However, they would not consider the many ways people would be made less safe by an analytical process that results in more serious injuries and deaths, when highway improvements, better levees and other flood protections, modern hospitals and other important facilities are delayed or never built.
Nor has CEQ factored in the roles of ideologically motivated anti-development bureaucrats in the federal agencies – or the ways Big Green campaigns and lawsuits are sponsored by wealthy far-left foundations, Russian money laundered through a Bermuda law firm, and even grants from the government agencies.
Sixth, in many cases, the CEQ rules could actually be counterproductive even to the administration’s purported energy and environmental goals. Its war on coal is intended to replace coal mines and power plants with “more climate-friendly” natural gas. However, CEQ’s new guidelines for methane and carbon dioxide could delay or prevent leasing, drilling, fracking, production, pipelining and export of new gas. That would hardly seem a desirable outcome – unless the real purpose is to keep fossil fuels in the ground, increase energy prices, compel a faster transition to unreliable wind and solar power, cause more brownouts and blackouts, destroy jobs, reduce living standards, and keep more people dependent on government welfare and thus likely to vote Democrat.

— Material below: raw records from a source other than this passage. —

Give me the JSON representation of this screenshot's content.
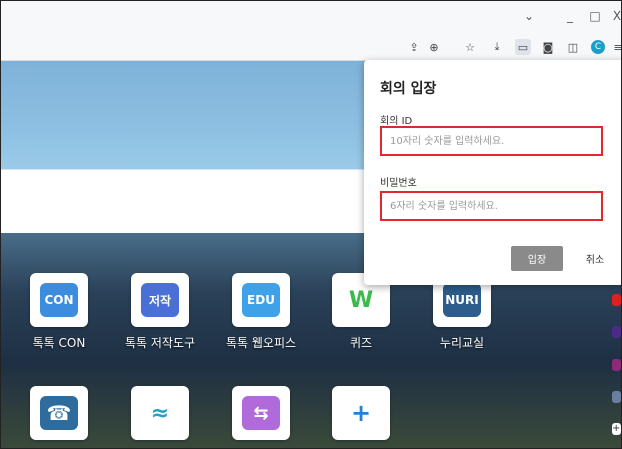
{
  "window": {
    "minimize_glyph": "_",
    "maximize_glyph": "□",
    "close_glyph": "X",
    "dropdown_glyph": "⌄"
  },
  "toolbar": {
    "icons": [
      "share-icon",
      "zoom-icon",
      "favorites-icon",
      "download-icon",
      "meet-icon",
      "screenshot-icon",
      "split-screen-icon",
      "profile-icon",
      "menu-icon"
    ],
    "profile_letter": "C",
    "menu_glyph": "≡"
  },
  "tiles": [
    {
      "name": "tok-con",
      "label": "톡톡 CON",
      "badge": "CON",
      "color": "#3c8dde"
    },
    {
      "name": "tok-creator",
      "label": "톡톡 저작도구",
      "badge": "저작",
      "color": "#4a6fd6"
    },
    {
      "name": "tok-weboffice",
      "label": "톡톡 웹오피스",
      "badge": "EDU",
      "color": "#3fa1e8"
    },
    {
      "name": "quiz",
      "label": "퀴즈",
      "badge": "W",
      "color": "#3dba4e"
    },
    {
      "name": "nuri",
      "label": "누리교실",
      "badge": "NURI",
      "color": "#2d5d8a"
    }
  ],
  "tiles_row2": [
    {
      "name": "phone",
      "glyph": "☎",
      "color": "#2e6c9e"
    },
    {
      "name": "app2",
      "glyph": "≈",
      "color": "#1fa3c8"
    },
    {
      "name": "app3",
      "glyph": "⇆",
      "color": "#b06ad9"
    },
    {
      "name": "add",
      "glyph": "+",
      "color": "#2a7fd4"
    }
  ],
  "popup": {
    "title": "회의 입장",
    "meeting_id_label": "회의 ID",
    "meeting_id_placeholder": "10자리 숫자를 입력하세요.",
    "password_label": "비밀번호",
    "password_placeholder": "6자리 숫자를 입력하세요.",
    "enter_label": "입장",
    "cancel_label": "취소"
  }
}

NEPA is supposed to improve the overall “quality of the human environment,” and thus human health and welfare. That means all its components, not merely those the president and his executive branch agencies want to focus on, as they seek to use climate change to justify shutting down as much fossil fuel use as possible, in an economy that is still 82 percent dependent on hydrocarbons.
The CEQ and White House violate the letter, spirit and intent of NEPA when they abuse it to protect us from exaggerated or imaginary climate risks decades from now – by hobbling job creation, families, human health and welfare, and environmental quality tomorrow. That their actions will impact poor, minorities and working classes most of all makes the CEQ proposal even more pernicious.
When will our Congress, courts and state legislatures step up to the plate, do their jobs, and rein in this long train of abuses and usurpations?
Paul Driessen is senior policy analyst for the Committee For A Constructive Tomorrow (www.CFACT.org), author of Eco-Imperialism: Green power – Black death and coauthor of Cracking Big Green: Saving the world from the Save-the-Earth money machine.